SA. DAROSS te Bar No. 05391500 Assistant Attorney General Consumer Protection Division 401 E. Franklin Avenue, Suite 530 El Paso, Texas 79901 Tel.: 915- 834-5800 Fax: 915-542-1546

a~D~

- 92-

I

Case 1:12-cv-00361-RMC Document 4-1

Filed 03/14/12 Page 93 of 99

For the State of Utah:

__________________________ MARK L. SHURTLEFF Utah Attorney General 350 North State Street, #230 Salt Lake City, UT 84114-2320 Tel.: 801-538-1191 Fax: 801-538-1121

- 93 -

Case 1:12-cv-00361-RMC Document 4-1

Filed 03/14/12 Page 94 of 99

Case 1:12-cv-00361-RMC Document 4-1

Filed 03/14/12 Page 95 of 99

Case 1:12-cv-00361-RMC Document 4-1

Filed 03/14/12 Page 96 of 99

For the State of Washington:

OBERT M.'MCKENNA WSBA# 18327 Attorney General 1125 Washington Street SE Olympia, WA 98504-0100 Tel: 360-753-6200

DAVID W. HUjPt""'WSSA #31380 Assistant Attorney General Consumer Protection Division Washington Attorney General's Office 1250 Pacific Avenue, Suite 105 PO Box 2317 Tacoma, 'JV A 98402-4411 Tel: 253-593-5243

- 96­

Case 1:12-cv-00361-RMC Document 4-1

Filed 03/14/12 Page 97 of 99

Case 1:12-cv-00361-RMC Document 4-1

Filed 03/14/12 Page 98 of 99

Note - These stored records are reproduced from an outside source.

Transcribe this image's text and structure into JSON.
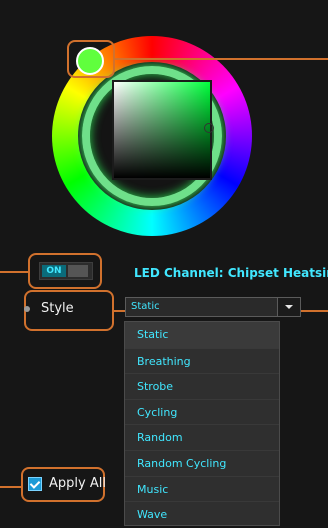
{
  "colors": {
    "background": "#161616",
    "accent_cyan": "#41e7ff",
    "callout_orange": "#d1712d",
    "selected_green": "#60ff3d"
  },
  "toggle": {
    "label": "ON",
    "state": "on"
  },
  "led_channel": {
    "text": "LED Channel: Chipset Heatsink"
  },
  "style": {
    "label": "Style",
    "selected": "Static"
  },
  "style_options": [
    "Static",
    "Breathing",
    "Strobe",
    "Cycling",
    "Random",
    "Random Cycling",
    "Music",
    "Wave"
  ],
  "apply_all": {
    "label": "Apply All",
    "checked": true
  },
  "icons": {
    "dropdown": "chevron-down-icon",
    "checkbox": "checkmark-icon"
  }
}
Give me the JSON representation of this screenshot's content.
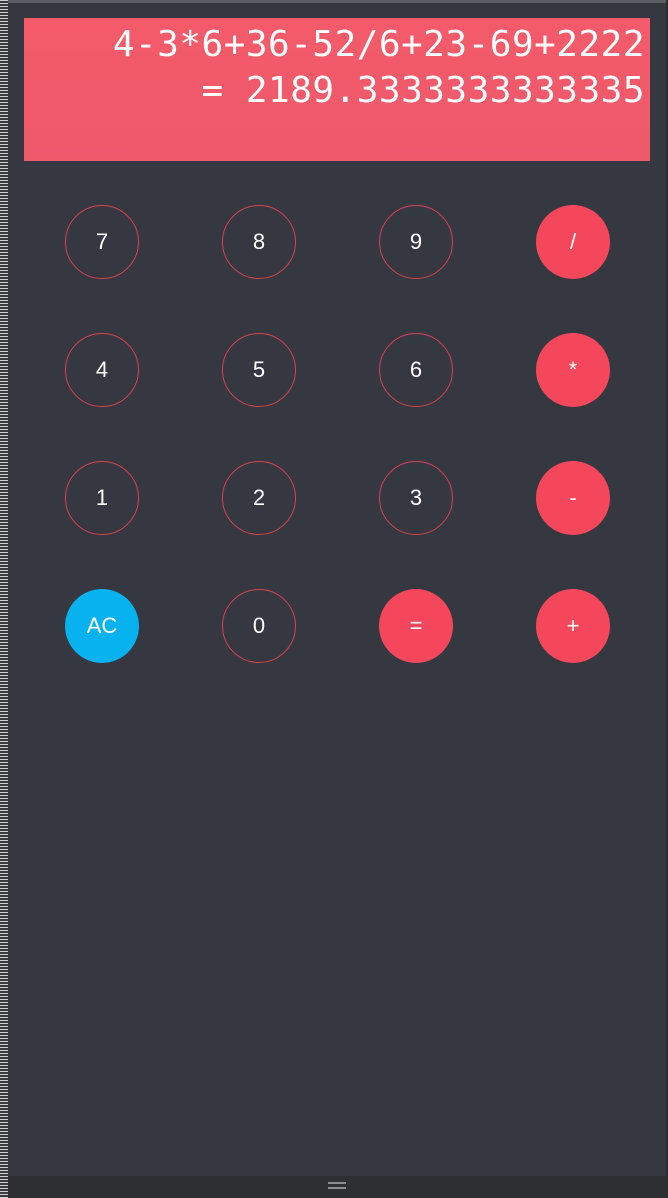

Case 1:12-cv-00361-RMC Document 4-1

Filed 03/14/12 Page 99 of 99

Sign up to vote on this title
UsefulNot useful